Brush your dog at least one to two times per week to remove loose fur and prevent tangles and mats. This breed’s thick coat is prone to matting, especially in the areas with feathering. So thorough grooming is a necessity. Also, expect periods of higher shedding seasonally as the weather changes, during which you’ll likely have to brush more frequently to keep up with the loose fur.
Bathe your schapendoes roughly once a month, depending on how dirty it gets. But see whether its ears need cleaning at least weekly. Also, see whether it needs a nail trim about every month, and attempt to brush its teeth every day.
This breed is known to be eager to please, so training is typically an easy process. Begin both training and socialization from a young age to prevent any bad habits from forming. A puppy class can be ideal both to teach basic obedience and manners. Always use positive-reinforcement training methods, such as praise and treats. And keep training sessions fun and varied to hold this intelligent dog’s attention.
Furthermore, to help quell the breed’s reserved nature around strangers, aim to expose your dog to different people and various locations starting when it’s a puppy. Having lots of positive experiences can help with a dog’s social skills.
Common Health Problems
The schapendoes is a healthy dog breed overall. It is not prone to any known hereditary health issues. However, any dog might be affected by common health problems related to aging, such as arthritis.
Diet and Nutrition
Always have fresh water available for your dog. And feed your schapendoes a high-quality canine diet with balanced nutrition. It’s typical to feed two measured meals per day to ensure that your dog gets the right amount.

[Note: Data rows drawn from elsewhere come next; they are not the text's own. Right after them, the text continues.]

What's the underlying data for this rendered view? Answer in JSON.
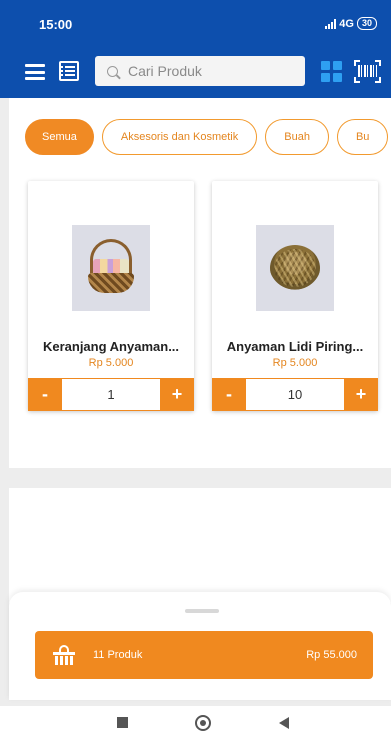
{
  "status_bar": {
    "time": "15:00",
    "network": "4G",
    "battery": "30"
  },
  "toolbar": {
    "search_placeholder": "Cari Produk",
    "icons": [
      "menu-icon",
      "list-icon",
      "search-icon",
      "grid-icon",
      "barcode-icon"
    ]
  },
  "categories": [
    {
      "label": "Semua",
      "active": true
    },
    {
      "label": "Aksesoris dan Kosmetik",
      "active": false
    },
    {
      "label": "Buah",
      "active": false
    },
    {
      "label": "Bu",
      "active": false
    }
  ],
  "products": [
    {
      "name": "Keranjang Anyaman...",
      "price": "Rp 5.000",
      "qty": "1",
      "image": "basket"
    },
    {
      "name": "Anyaman Lidi Piring...",
      "price": "Rp 5.000",
      "qty": "10",
      "image": "bowl"
    }
  ],
  "qty_controls": {
    "minus": "-",
    "plus": "+"
  },
  "cart": {
    "count_label": "11 Produk",
    "total": "Rp 55.000"
  },
  "colors": {
    "header": "#0d4fad",
    "accent": "#f08a24",
    "grid_icon": "#2ea0f2"
  }
}
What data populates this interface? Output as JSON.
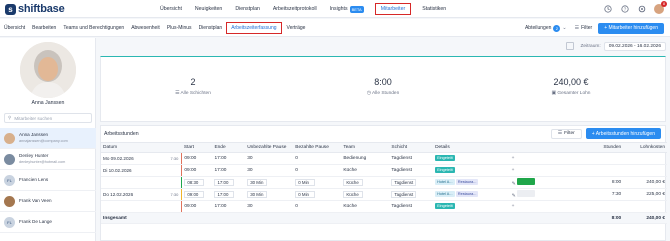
{
  "app": {
    "logo_text": "shiftbase",
    "logo_mark": "s",
    "notif_count": "8"
  },
  "nav": {
    "items": [
      {
        "label": "Übersicht"
      },
      {
        "label": "Neuigkeiten"
      },
      {
        "label": "Dienstplan"
      },
      {
        "label": "Arbeitszeitprotokoll"
      },
      {
        "label": "Insights",
        "badge": "BETA"
      },
      {
        "label": "Mitarbeiter",
        "active": true
      },
      {
        "label": "Statistiken"
      }
    ]
  },
  "subnav": {
    "items": [
      "Übersicht",
      "Bearbeiten",
      "Teams und Berechtigungen",
      "Abwesenheit",
      "Plus-Minus",
      "Dienstplan",
      "Arbeitszeiterfassung",
      "Verträge"
    ],
    "active": "Arbeitszeiterfassung",
    "abteilungen_label": "Abteilungen",
    "abteilungen_count": "2",
    "filter_label": "Filter",
    "add_employee_label": "+ Mitarbeiter hinzufügen"
  },
  "sidebar": {
    "employee_name": "Anna Janssen",
    "search_placeholder": "Mitarbeiter suchen",
    "employees": [
      {
        "name": "Anna Janssen",
        "email": "annajanssen@company.com",
        "initials": "AJ",
        "selected": true
      },
      {
        "name": "Denley Hunter",
        "email": "denleyhunter@hotmail.com",
        "initials": "DH",
        "selected": false
      },
      {
        "name": "Francien Lens",
        "email": "",
        "initials": "FL",
        "selected": false
      },
      {
        "name": "Frank Van Veen",
        "email": "",
        "initials": "FV",
        "selected": false
      },
      {
        "name": "Frank De Lange",
        "email": "",
        "initials": "FL",
        "selected": false
      }
    ]
  },
  "main": {
    "range_label": "Zeitraum:",
    "range_value": "09.02.2026 - 16.02.2026",
    "cards": [
      {
        "value": "2",
        "label": "Alle Schichten"
      },
      {
        "value": "8:00",
        "label": "Alle Stunden"
      },
      {
        "value": "240,00 €",
        "label": "Gesamter Lohn"
      }
    ]
  },
  "table": {
    "title": "Arbeitsstunden",
    "filter_label": "Filter",
    "add_label": "+ Arbeitsstunden hinzufügen",
    "headers": [
      "Datum",
      "Start",
      "Ende",
      "Unbezahlte Pause",
      "Bezahlte Pause",
      "Team",
      "Schicht",
      "Details",
      "",
      "Stunden",
      "Lohnkosten"
    ],
    "rows": [
      {
        "date": "Mo 09.02.2026",
        "dur": "7:30",
        "start": "09:00",
        "end": "17:00",
        "up": "30",
        "bp": "0",
        "team": "Bedienung",
        "shift": "Tagdienst",
        "tag": "Eingeteilt",
        "hours": "",
        "cost": ""
      },
      {
        "date": "Di 10.02.2026",
        "dur": "",
        "start": "09:00",
        "end": "17:00",
        "up": "30",
        "bp": "0",
        "team": "Küche",
        "shift": "Tagdienst",
        "tag": "Eingeteilt",
        "hours": "",
        "cost": ""
      },
      {
        "date": "",
        "dur": "",
        "start": "08:30",
        "end": "17:00",
        "up": "30 Min",
        "bp": "0 Min",
        "team": "Küche",
        "shift": "Tagdienst",
        "chips": [
          "Hotel A...",
          "Restaura..."
        ],
        "hours": "8:00",
        "cost": "240,00 €"
      },
      {
        "date": "Do 12.02.2026",
        "dur": "7:30",
        "start": "09:00",
        "end": "17:00",
        "up": "30 Min",
        "bp": "0 Min",
        "team": "Küche",
        "shift": "Tagdienst",
        "chips": [
          "Hotel A...",
          "Restaura..."
        ],
        "hours": "7:30",
        "cost": "225,00 €"
      },
      {
        "date": "",
        "dur": "",
        "start": "09:00",
        "end": "17:00",
        "up": "30",
        "bp": "0",
        "team": "Küche",
        "shift": "Tagdienst",
        "tag": "Eingeteilt",
        "hours": "",
        "cost": ""
      }
    ],
    "total_label": "Insgesamt",
    "total_hours": "8:00",
    "total_cost": "240,00 €"
  }
}
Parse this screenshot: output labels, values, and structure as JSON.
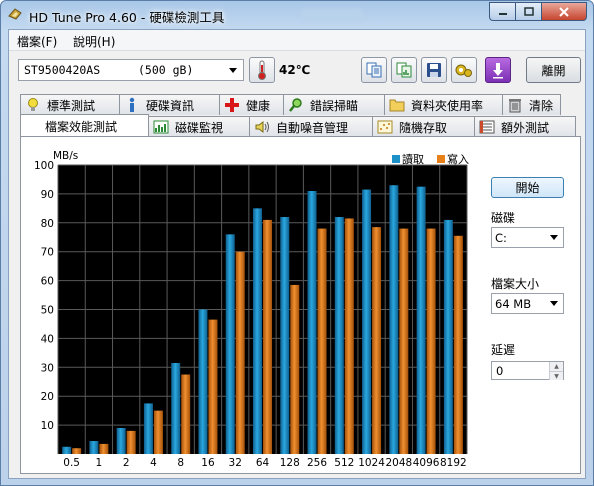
{
  "window": {
    "title": "HD Tune Pro 4.60 - 硬碟檢測工具"
  },
  "menu": [
    {
      "label": "檔案(F)"
    },
    {
      "label": "說明(H)"
    }
  ],
  "toolbar": {
    "drive_model": "ST9500420AS",
    "drive_size": "(500 gB)",
    "temperature": "42℃",
    "exit_label": "離開"
  },
  "tabs_top": [
    {
      "label": "標準測試",
      "icon": "bulb-icon"
    },
    {
      "label": "硬碟資訊",
      "icon": "info-icon"
    },
    {
      "label": "健康",
      "icon": "health-cross-icon"
    },
    {
      "label": "錯誤掃瞄",
      "icon": "magnifier-icon"
    },
    {
      "label": "資料夾使用率",
      "icon": "folder-icon"
    },
    {
      "label": "清除",
      "icon": "trash-icon"
    }
  ],
  "tabs_bottom": [
    {
      "label": "檔案效能測試",
      "icon": "",
      "active": true
    },
    {
      "label": "磁碟監視",
      "icon": "chart-icon"
    },
    {
      "label": "自動噪音管理",
      "icon": "speaker-icon"
    },
    {
      "label": "隨機存取",
      "icon": "scatter-icon"
    },
    {
      "label": "額外測試",
      "icon": "list-icon"
    }
  ],
  "side": {
    "start_label": "開始",
    "disk_label": "磁碟",
    "disk_value": "C:",
    "filesize_label": "檔案大小",
    "filesize_value": "64 MB",
    "delay_label": "延遲",
    "delay_value": "0"
  },
  "chart_data": {
    "type": "bar",
    "ylabel": "MB/s",
    "ylim": [
      0,
      100
    ],
    "yticks": [
      10,
      20,
      30,
      40,
      50,
      60,
      70,
      80,
      90,
      100
    ],
    "grid": true,
    "legend_position": "top-right",
    "categories": [
      "0.5",
      "1",
      "2",
      "4",
      "8",
      "16",
      "32",
      "64",
      "128",
      "256",
      "512",
      "1024",
      "2048",
      "4096",
      "8192"
    ],
    "series": [
      {
        "name": "讀取",
        "color": "#1e90c8",
        "values": [
          2.5,
          4.5,
          9,
          17.5,
          31.5,
          50,
          76,
          85,
          82,
          91,
          82,
          91.5,
          93,
          92.5,
          81
        ]
      },
      {
        "name": "寫入",
        "color": "#e8801a",
        "values": [
          2,
          3.5,
          8,
          15,
          27.5,
          46.5,
          70,
          81,
          58.5,
          78,
          81.5,
          78.5,
          78,
          78,
          75.5
        ]
      }
    ]
  }
}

Be sure to discuss both the type of food and the quantity with your vet, as individual needs can vary based on age, activity level, and other factors.
Where to Adopt or Buy a Schapendoes
The schapendoes is a rare breed, but that doesn't mean it's impossible to find. Check local animal shelters and rescue groups, and see whether you can get your name on a breed wait list. Breeders also might be difficult to come by depending on where you live, and you might have to wait some time for a dog to be available. Expect to pay around $1,000 to $1,500 on average for a puppy from a reputable breeder.
For more information to help you find a schapendoes, check out:
Happy and friendly
Eager to please
Highly intelligent and trainable
Requires a lot of daily exercise
Coat can mat without regular brushing
Rare breed and difficult to find
More Dog Breeds and Further Research
Before you decide on a schapendoes, be sure to do your homework. You can connect with other schapendoes owners, reputable breeders, and rescue groups to learn more about the breed and determine whether it's the right fit for your lifestyle.
If you’re interested in similar breeds, check out:
There’s a whole world of potential dog breeds out there—with a little research, you can find the right one to bring home!
Are schapendoezen good family dogs?
Schapendoezen are moderately tolerant of kids in general. They can be good with respectful older children. But they might be too energetic for young kids, whom they also might want to herd.
Are schapendoezen aggressive?
Schapendoezen are typically very friendly dogs, though they can be somewhat reserved around strangers. But as long as they have proper training and socialization, aggression is rare.
Are schapendoezen good apartment dogs?
Schapendoezen are generally adaptable to different living situations. However, they do require lots of exercise and mental stimulation. So they might not be fit for apartment living unless you can get them outside enough every day—and ideally let them run freely in a secure area—to burn their energy.